**The data:**
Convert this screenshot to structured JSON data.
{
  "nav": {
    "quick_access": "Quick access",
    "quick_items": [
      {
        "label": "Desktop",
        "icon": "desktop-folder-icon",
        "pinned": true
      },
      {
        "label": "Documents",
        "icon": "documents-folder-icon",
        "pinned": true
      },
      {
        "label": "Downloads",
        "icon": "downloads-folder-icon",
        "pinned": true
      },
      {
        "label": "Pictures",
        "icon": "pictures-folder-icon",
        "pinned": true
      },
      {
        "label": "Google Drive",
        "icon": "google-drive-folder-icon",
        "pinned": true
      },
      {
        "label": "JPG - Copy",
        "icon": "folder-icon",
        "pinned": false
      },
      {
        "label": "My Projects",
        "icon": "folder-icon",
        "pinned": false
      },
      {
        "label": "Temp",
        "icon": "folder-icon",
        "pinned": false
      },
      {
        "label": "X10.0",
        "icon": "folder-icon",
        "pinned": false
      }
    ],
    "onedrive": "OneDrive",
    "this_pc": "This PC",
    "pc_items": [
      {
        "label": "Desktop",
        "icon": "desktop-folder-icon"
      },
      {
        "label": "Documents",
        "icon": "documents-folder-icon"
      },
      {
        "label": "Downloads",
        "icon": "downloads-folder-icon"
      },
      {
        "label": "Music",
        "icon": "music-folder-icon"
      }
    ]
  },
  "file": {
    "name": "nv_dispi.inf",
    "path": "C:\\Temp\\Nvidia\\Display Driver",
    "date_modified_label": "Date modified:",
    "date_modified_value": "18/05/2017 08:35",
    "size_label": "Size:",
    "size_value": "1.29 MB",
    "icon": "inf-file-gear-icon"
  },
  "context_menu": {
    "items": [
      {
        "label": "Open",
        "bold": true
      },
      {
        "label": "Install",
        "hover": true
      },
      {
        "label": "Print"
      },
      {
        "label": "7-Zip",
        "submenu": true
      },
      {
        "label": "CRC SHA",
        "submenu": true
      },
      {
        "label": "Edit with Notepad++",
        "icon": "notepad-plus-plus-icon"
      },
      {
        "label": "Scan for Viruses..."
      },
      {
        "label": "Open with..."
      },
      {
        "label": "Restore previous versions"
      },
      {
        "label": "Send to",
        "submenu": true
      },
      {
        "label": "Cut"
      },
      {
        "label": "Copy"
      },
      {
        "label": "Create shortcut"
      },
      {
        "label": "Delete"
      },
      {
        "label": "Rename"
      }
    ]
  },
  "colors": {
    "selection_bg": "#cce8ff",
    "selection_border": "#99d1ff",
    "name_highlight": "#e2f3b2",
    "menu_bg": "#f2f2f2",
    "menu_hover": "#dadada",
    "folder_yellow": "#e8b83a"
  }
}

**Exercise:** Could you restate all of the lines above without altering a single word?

**Result of the exercise:**
Convert this screenshot to structured JSON data.
{
  "nav": {
    "quick_access": "Quick access",
    "quick_items": [
      {
        "label": "Desktop",
        "icon": "desktop-folder-icon",
        "pinned": true
      },
      {
        "label": "Documents",
        "icon": "documents-folder-icon",
        "pinned": true
      },
      {
        "label": "Downloads",
        "icon": "downloads-folder-icon",
        "pinned": true
      },
      {
        "label": "Pictures",
        "icon": "pictures-folder-icon",
        "pinned": true
      },
      {
        "label": "Google Drive",
        "icon": "google-drive-folder-icon",
        "pinned": true
      },
      {
        "label": "JPG - Copy",
        "icon": "folder-icon",
        "pinned": false
      },
      {
        "label": "My Projects",
        "icon": "folder-icon",
        "pinned": false
      },
      {
        "label": "Temp",
        "icon": "folder-icon",
        "pinned": false
      },
      {
        "label": "X10.0",
        "icon": "folder-icon",
        "pinned": false
      }
    ],
    "onedrive": "OneDrive",
    "this_pc": "This PC",
    "pc_items": [
      {
        "label": "Desktop",
        "icon": "desktop-folder-icon"
      },
      {
        "label": "Documents",
        "icon": "documents-folder-icon"
      },
      {
        "label": "Downloads",
        "icon": "downloads-folder-icon"
      },
      {
        "label": "Music",
        "icon": "music-folder-icon"
      }
    ]
  },
  "file": {
    "name": "nv_dispi.inf",
    "path": "C:\\Temp\\Nvidia\\Display Driver",
    "date_modified_label": "Date modified:",
    "date_modified_value": "18/05/2017 08:35",
    "size_label": "Size:",
    "size_value": "1.29 MB",
    "icon": "inf-file-gear-icon"
  },
  "context_menu": {
    "items": [
      {
        "label": "Open",
        "bold": true
      },
      {
        "label": "Install",
        "hover": true
      },
      {
        "label": "Print"
      },
      {
        "label": "7-Zip",
        "submenu": true
      },
      {
        "label": "CRC SHA",
        "submenu": true
      },
      {
        "label": "Edit with Notepad++",
        "icon": "notepad-plus-plus-icon"
      },
      {
        "label": "Scan for Viruses..."
      },
      {
        "label": "Open with..."
      },
      {
        "label": "Restore previous versions"
      },
      {
        "label": "Send to",
        "submenu": true
      },
      {
        "label": "Cut"
      },
      {
        "label": "Copy"
      },
      {
        "label": "Create shortcut"
      },
      {
        "label": "Delete"
      },
      {
        "label": "Rename"
      }
    ]
  },
  "colors": {
    "selection_bg": "#cce8ff",
    "selection_border": "#99d1ff",
    "name_highlight": "#e2f3b2",
    "menu_bg": "#f2f2f2",
    "menu_hover": "#dadada",
    "folder_yellow": "#e8b83a"
  }
}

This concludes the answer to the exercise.